Rory idolises Richard. He spends the last few hours of every afternoon asking me when Daddy’s coming home, and the second he hears his key in the lock, he’s primed and ready to fling himself around his legs with a gleeful shout of “Love you Daddeeeeeeeeeeee!” Incidentally, the only time he’s ever told me that he loves me was when he was trying to convince me to give him some of my Chocolate Buttons. This is infuriating as I am, after all, the one who endured nine months of nausea and thirty hours of agony, then was sliced, ripped and torn in unmentionable places just to bring him in to this world. I am the one who sat up all night breast feeding him every two hours for the first six months of his life, and I am the one who spends every day with him trying to keep him entertained and happy. Richard waltzes in at 6.30, pushes a few cars around, pulls silly faces and chases him around the sofa then puts him to bed so he can have a beer, yet he’s the one who gets all the love. I feel wronged.
So, Rory, here is a list of five things that I think you should know about your father. Read them and weep:
- He wanted to call you Ulysses. Seriously. I had to explain to him that as we are both shortish, pale, need glasses and are slightly ginger, it was highly unlikely that you’d end up being able to carry off such a name. His other contributions to the baby name list were Wolfgang and Thurston. You had a lucky escape my son.
- He was such a geek at school that he set up a club called The Weirdos, which would only accept the most nerd-like and unpopular people in his year group. He was then ousted from the group by the rest of The Weirdos for being too weird. This is one of the reasons that I married him. The lesson here is that geeks are more fun and well rounded than the popular kids, although this just might not become apparent until they’re in their 20s. Until then, you have to endure several years of misery at school, but it will be worth it. As your father says, “I may have been a weirdo at school, but I still ended up marrying a girl with big boobs.” Profound.
- Ask him about his trip to Paris many years before he met me, and the vomiting and the helpful lady who was “giving him directions”. Just ask him. This is the definition of inappropriate behaviour. He told me about it on our first date, along with a lot of other unspeakable things. Apparently I have the first date persona of a female Michael Parkinson and can get people to open up and tell me all their secrets within fifteen minutes of meeting them. Hopefully you’ll inherit this useful trait from me and not your father’s propensity for naughtiness.

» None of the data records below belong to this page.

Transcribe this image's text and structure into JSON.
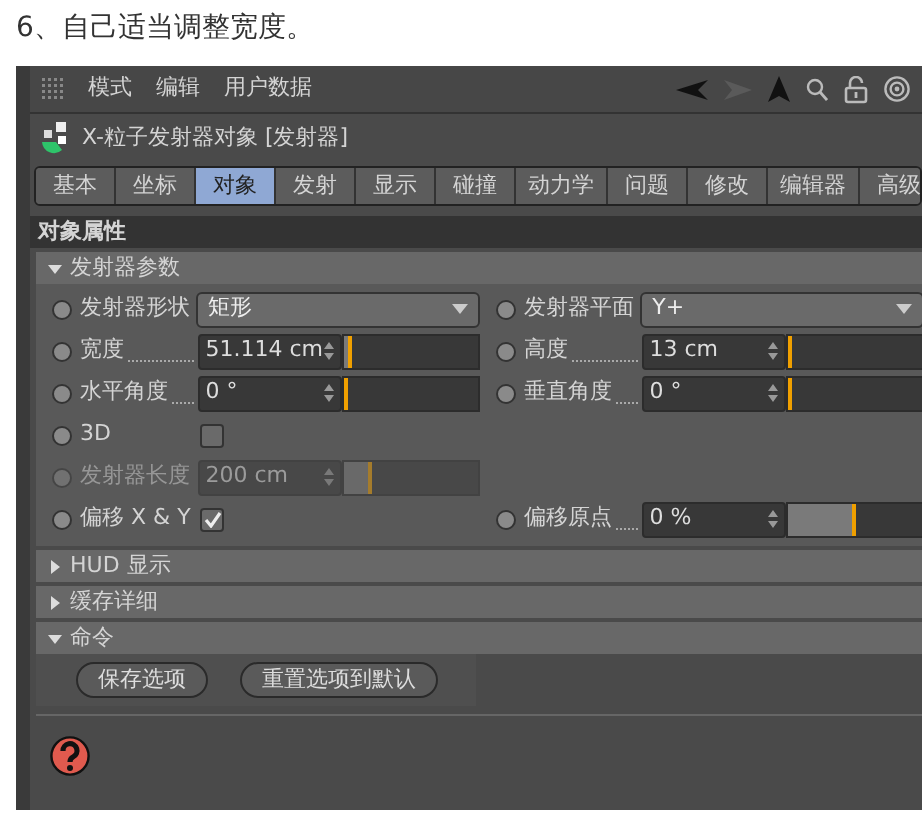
{
  "caption": "6、自己适当调整宽度。",
  "menu": [
    "模式",
    "编辑",
    "用户数据"
  ],
  "object_title": "X-粒子发射器对象 [发射器]",
  "tabs": [
    {
      "label": "基本",
      "selected": false
    },
    {
      "label": "坐标",
      "selected": false
    },
    {
      "label": "对象",
      "selected": true
    },
    {
      "label": "发射",
      "selected": false
    },
    {
      "label": "显示",
      "selected": false
    },
    {
      "label": "碰撞",
      "selected": false
    },
    {
      "label": "动力学",
      "selected": false
    },
    {
      "label": "问题",
      "selected": false
    },
    {
      "label": "修改",
      "selected": false
    },
    {
      "label": "编辑器",
      "selected": false
    },
    {
      "label": "高级",
      "selected": false
    }
  ],
  "section_title": "对象属性",
  "groups": [
    {
      "title": "发射器参数",
      "expanded": true,
      "rows": [
        [
          {
            "label": "发射器形状",
            "kind": "dropdown",
            "value": "矩形"
          },
          {
            "label": "发射器平面",
            "kind": "dropdown",
            "value": "Y+"
          }
        ],
        [
          {
            "label": "宽度",
            "kind": "number",
            "value": "51.114 cm",
            "level": 0.05
          },
          {
            "label": "高度",
            "kind": "number",
            "value": "13 cm",
            "level": 0
          }
        ],
        [
          {
            "label": "水平角度",
            "kind": "number",
            "value": "0 °",
            "level": 0
          },
          {
            "label": "垂直角度",
            "kind": "number",
            "value": "0 °",
            "level": 0
          }
        ],
        [
          {
            "label": "3D",
            "kind": "checkbox",
            "checked": false
          }
        ],
        [
          {
            "label": "发射器长度",
            "kind": "number",
            "value": "200 cm",
            "level": 0.2,
            "disabled": true
          }
        ],
        [
          {
            "label": "偏移 X & Y",
            "kind": "checkbox",
            "checked": true
          },
          {
            "label": "偏移原点",
            "kind": "number",
            "value": "0 %",
            "level": 0.5
          }
        ]
      ]
    },
    {
      "title": "HUD 显示",
      "expanded": false
    },
    {
      "title": "缓存详细",
      "expanded": false
    },
    {
      "title": "命令",
      "expanded": true,
      "buttons": [
        "保存选项",
        "重置选项到默认"
      ]
    }
  ]
}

- He exists on a diet of sweets, cake, biscuits, pork scratchings, pizza and Lucozade. He swills Coca Cola around his mouth several times before he swallows it. He will cheerfully eat an entire Sara Lee Black Forest gateau for lunch and nothing else. Despite this, he’s pretty healthy, on the slender side and only has one tiny filling in his teeth. This is an example of injustice. Do not copy him.
- He is a skinflint. He resents spending money on anyone apart from himself and as long as he can afford his imported trainers, he is happy for his wife and child to walk around in rags. Rags, I tell you. OK, not rags, but you see where I’m going with this, right? The man is too tight to buy you a little rail to stop you from falling out of bed. That’s why I have to wedge you in with hardback books every night. Yesterday evening while you were
palmed off on my mumspending quality time with your grandparents, he took me out to see PJ Harvey in Manchester using tickets that he had bought rather than been given by a record label for a change. When she was given a standing ovation at the end, your father refused to stand up because “I paid for these seats, I’m going to sit in them for as long as possible. And anyway, it’s not like I’ve seen Jesus or anything. Bring me Jesus and I’ll stand up.” If you want to go to university in the future, I’d start saving up now if I were you.
So Rory, that’s your beloved father in a nutshell. I have to admit that he’s not all bad though. He can charm the birds from the trees and sell ice to the Eskimos. You seem to have inherited this trait, so use it well, but don’t become a drug dealer and don’t knock anyone up or you’ll have me to answer to. (Not that he’s done either of those things – I’m just saying). Plus he loves us very much and we’ll always be on his team, which is a winning place to be. In the days before you came along, I used to be his wingman, but it seems that that’s your job now. Just try to remember your mother when you’re both flying high.
Go to Notes From Home to see what other people want their children to know about their fathers.